SAN FRANCISCO — Opponents of a new California transgender students rights law, who claimed earlier this month they had collected enough signatures to force a ballot initiative aimed at repealing the law, may not qualify to put the issue before voters after all.
But as of Friday, early results of a random sampling of petition signatures finds that only 76.7% of signatures submitted are valid, indicating that if the trend holds, the referendum initiative would fail.
Local elections boards have until January 8 to verify petitions in a random sample of 3 percent or 500 signatures, whichever is greater. The sample is compared and authenticated against the rolls of registered voters in each jurisdiction.
California state law provides that in the authentication process, if the statewide random sample total projects more than 110 percent of the required amount of signatures, the referendum would qualify for the ballot.
If the statewide total is less than 95 percent of the required amount of signatures, the referendum would fail to qualify for the ballot.
Once on the ballot, the law is repealed if voters cast more no votes than yes votes on the referendum in question.
Article continues belowNOM operative Frank Schubert, the political strategist handling the signature gathering effort, previously led successful campaigns to block same-sex marriage in Maine and North Carolina.
California is the first state to pass the law, detailing the rights of transgender K-12 students.
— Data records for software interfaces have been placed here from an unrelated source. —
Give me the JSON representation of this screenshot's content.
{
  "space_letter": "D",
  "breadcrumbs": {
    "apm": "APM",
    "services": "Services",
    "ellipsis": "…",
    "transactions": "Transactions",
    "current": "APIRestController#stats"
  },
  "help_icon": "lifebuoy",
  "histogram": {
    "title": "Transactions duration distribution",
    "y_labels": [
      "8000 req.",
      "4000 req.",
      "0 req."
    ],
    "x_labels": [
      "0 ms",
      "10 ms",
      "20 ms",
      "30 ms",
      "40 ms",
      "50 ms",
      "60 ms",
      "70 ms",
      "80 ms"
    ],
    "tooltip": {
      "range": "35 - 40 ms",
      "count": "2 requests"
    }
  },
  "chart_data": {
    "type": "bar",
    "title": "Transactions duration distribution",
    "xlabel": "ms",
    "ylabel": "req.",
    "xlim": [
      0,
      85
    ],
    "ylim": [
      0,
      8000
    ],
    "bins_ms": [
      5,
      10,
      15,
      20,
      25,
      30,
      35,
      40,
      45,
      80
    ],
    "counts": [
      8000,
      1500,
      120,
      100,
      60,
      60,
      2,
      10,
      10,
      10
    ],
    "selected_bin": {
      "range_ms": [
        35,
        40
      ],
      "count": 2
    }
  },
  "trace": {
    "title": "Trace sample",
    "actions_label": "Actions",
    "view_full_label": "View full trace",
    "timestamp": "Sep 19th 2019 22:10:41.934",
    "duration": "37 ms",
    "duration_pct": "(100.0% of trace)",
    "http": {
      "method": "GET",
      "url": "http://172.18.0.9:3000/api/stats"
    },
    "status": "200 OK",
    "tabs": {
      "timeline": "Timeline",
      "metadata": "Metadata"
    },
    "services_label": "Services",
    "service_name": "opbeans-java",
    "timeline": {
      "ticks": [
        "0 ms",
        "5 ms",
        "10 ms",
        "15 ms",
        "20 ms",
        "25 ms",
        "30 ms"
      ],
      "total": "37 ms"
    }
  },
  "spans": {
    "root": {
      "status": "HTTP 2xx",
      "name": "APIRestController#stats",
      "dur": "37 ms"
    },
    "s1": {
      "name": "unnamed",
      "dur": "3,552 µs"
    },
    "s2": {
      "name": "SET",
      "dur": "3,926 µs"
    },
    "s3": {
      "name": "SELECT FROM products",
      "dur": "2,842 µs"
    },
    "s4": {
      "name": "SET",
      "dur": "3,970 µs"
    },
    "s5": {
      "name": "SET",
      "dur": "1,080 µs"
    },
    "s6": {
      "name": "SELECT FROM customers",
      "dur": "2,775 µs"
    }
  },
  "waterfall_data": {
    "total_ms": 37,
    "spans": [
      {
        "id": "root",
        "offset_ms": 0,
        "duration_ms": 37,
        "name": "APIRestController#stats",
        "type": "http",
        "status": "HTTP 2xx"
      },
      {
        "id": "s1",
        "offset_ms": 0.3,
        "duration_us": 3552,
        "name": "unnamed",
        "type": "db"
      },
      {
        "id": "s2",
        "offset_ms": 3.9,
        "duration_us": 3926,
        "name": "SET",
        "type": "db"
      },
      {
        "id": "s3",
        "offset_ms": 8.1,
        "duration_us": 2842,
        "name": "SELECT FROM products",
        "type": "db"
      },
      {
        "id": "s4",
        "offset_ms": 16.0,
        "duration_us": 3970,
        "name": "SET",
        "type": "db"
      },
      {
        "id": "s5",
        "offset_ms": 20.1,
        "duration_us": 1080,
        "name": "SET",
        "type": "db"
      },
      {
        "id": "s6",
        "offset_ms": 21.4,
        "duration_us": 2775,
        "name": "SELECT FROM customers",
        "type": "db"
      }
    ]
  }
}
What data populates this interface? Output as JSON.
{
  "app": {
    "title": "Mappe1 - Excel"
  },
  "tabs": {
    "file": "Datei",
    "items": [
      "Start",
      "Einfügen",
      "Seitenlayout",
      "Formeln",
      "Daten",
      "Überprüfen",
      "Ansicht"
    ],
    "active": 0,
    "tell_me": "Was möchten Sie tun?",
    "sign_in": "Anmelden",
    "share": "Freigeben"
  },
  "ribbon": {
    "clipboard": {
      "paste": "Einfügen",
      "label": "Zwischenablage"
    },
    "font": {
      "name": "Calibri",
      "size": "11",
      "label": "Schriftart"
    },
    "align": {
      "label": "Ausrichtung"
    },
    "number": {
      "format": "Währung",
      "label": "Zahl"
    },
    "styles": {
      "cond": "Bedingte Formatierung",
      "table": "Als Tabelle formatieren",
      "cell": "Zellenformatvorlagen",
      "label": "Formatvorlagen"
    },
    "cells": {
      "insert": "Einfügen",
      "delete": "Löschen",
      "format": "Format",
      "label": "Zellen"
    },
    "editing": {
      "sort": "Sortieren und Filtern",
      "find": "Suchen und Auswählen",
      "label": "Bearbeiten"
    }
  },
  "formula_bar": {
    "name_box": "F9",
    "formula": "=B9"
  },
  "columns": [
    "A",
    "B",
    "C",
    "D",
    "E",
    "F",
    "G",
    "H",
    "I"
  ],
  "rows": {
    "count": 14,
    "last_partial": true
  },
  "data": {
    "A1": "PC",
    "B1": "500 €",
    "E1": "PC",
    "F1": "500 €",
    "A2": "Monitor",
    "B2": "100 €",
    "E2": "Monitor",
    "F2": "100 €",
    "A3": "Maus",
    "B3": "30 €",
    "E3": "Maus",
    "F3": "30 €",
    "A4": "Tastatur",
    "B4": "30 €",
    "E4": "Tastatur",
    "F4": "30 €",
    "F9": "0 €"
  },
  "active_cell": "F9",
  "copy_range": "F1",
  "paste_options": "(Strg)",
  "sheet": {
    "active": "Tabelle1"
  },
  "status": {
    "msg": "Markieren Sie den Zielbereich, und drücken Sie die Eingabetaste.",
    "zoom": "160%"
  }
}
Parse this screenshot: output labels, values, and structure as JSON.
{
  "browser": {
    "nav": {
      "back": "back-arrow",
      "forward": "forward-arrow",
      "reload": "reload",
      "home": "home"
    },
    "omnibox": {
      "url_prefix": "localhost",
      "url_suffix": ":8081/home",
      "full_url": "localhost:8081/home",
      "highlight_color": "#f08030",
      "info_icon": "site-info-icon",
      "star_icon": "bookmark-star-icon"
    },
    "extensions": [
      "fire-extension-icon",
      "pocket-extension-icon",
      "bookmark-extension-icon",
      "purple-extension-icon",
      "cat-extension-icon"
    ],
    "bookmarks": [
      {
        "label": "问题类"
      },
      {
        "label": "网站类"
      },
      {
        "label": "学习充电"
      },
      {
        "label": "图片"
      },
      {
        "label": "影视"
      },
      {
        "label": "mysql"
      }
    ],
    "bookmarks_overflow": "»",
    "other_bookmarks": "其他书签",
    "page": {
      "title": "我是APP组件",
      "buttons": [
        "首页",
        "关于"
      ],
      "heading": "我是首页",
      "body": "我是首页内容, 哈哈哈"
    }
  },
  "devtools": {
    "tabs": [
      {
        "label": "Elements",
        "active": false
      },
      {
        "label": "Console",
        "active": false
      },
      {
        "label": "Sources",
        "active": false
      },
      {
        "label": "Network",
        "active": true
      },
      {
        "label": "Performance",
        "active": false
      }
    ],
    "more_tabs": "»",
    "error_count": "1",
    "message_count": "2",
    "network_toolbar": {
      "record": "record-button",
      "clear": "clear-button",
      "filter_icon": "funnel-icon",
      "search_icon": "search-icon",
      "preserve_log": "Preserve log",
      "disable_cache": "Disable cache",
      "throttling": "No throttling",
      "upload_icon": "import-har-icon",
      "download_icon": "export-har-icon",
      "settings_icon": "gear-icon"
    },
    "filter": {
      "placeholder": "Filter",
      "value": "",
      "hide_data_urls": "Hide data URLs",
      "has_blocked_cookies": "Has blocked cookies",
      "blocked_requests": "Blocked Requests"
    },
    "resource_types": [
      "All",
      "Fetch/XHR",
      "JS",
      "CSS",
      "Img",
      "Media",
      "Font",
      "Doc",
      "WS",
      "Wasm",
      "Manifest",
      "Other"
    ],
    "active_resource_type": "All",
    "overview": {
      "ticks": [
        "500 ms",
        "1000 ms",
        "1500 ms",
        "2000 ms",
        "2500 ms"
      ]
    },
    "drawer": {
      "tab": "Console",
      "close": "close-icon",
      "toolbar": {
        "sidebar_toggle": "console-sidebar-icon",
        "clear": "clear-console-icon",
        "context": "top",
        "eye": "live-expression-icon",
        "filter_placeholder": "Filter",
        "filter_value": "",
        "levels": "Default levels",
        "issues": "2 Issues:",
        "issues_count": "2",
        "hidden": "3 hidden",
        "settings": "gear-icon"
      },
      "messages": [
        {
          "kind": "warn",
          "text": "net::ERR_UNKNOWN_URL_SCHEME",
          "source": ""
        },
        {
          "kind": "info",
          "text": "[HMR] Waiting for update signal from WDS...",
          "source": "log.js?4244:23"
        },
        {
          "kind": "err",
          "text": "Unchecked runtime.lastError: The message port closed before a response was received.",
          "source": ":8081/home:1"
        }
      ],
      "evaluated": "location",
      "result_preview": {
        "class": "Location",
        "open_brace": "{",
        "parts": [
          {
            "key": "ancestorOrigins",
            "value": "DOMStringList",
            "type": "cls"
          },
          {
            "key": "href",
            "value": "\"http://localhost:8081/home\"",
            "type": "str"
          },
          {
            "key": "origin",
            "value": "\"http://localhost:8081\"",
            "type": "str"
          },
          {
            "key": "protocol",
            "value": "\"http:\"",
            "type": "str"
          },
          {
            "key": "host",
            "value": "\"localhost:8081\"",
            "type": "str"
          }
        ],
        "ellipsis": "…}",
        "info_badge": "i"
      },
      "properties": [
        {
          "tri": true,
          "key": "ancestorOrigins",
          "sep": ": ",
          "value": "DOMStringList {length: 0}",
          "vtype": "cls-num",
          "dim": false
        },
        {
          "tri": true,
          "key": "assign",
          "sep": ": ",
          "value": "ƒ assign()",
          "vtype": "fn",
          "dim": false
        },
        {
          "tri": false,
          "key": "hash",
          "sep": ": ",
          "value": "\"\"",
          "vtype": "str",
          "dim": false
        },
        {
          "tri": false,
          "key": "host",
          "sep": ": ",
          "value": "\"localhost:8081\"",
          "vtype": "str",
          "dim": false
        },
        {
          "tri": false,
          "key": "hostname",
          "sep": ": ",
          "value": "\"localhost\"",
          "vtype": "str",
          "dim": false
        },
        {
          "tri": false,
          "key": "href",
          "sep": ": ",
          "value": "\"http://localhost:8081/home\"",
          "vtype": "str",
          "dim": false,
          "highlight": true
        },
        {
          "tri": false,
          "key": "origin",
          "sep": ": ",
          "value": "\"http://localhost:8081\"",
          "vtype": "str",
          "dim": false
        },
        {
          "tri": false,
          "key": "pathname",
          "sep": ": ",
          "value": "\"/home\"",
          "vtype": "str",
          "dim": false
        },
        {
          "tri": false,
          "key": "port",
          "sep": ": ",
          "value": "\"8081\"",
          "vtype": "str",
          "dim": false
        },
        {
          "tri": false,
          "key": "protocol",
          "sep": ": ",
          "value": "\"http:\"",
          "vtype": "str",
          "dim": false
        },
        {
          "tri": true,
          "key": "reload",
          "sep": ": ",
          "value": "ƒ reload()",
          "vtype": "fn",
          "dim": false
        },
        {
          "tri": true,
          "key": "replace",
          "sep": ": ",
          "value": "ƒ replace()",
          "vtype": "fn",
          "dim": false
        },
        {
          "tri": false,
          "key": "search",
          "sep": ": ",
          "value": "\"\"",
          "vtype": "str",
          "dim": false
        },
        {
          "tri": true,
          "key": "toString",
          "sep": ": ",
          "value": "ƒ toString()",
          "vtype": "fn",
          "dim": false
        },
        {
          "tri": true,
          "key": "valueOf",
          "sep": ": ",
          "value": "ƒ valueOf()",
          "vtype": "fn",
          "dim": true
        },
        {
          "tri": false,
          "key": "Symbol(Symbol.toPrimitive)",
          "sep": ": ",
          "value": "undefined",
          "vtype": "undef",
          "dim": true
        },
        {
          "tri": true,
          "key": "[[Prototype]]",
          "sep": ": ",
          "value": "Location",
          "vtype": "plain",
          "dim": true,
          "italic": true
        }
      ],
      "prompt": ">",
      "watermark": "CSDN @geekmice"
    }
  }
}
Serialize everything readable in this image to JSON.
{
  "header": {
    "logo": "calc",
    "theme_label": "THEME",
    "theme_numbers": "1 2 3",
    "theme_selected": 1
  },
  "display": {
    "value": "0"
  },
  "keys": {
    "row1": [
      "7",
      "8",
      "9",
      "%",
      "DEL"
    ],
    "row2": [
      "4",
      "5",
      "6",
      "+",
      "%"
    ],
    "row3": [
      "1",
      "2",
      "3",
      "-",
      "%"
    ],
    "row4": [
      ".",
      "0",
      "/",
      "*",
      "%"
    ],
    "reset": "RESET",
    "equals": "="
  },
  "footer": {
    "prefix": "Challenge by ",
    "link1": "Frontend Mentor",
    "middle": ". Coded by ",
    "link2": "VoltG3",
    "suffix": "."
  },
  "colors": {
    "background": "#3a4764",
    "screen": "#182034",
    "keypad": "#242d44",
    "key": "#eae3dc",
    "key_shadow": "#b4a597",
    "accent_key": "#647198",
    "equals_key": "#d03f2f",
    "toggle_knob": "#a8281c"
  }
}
One of the provisions gives transgender students the choice of playing on either boys or girls sports teams. It also allows them to choose which restroom that want to use.
Gov. Jerry Brown signed the law, AB1266, in September. It goes into effect Jan. 1.
The goal of the law is to reduce discrimination against transgender students.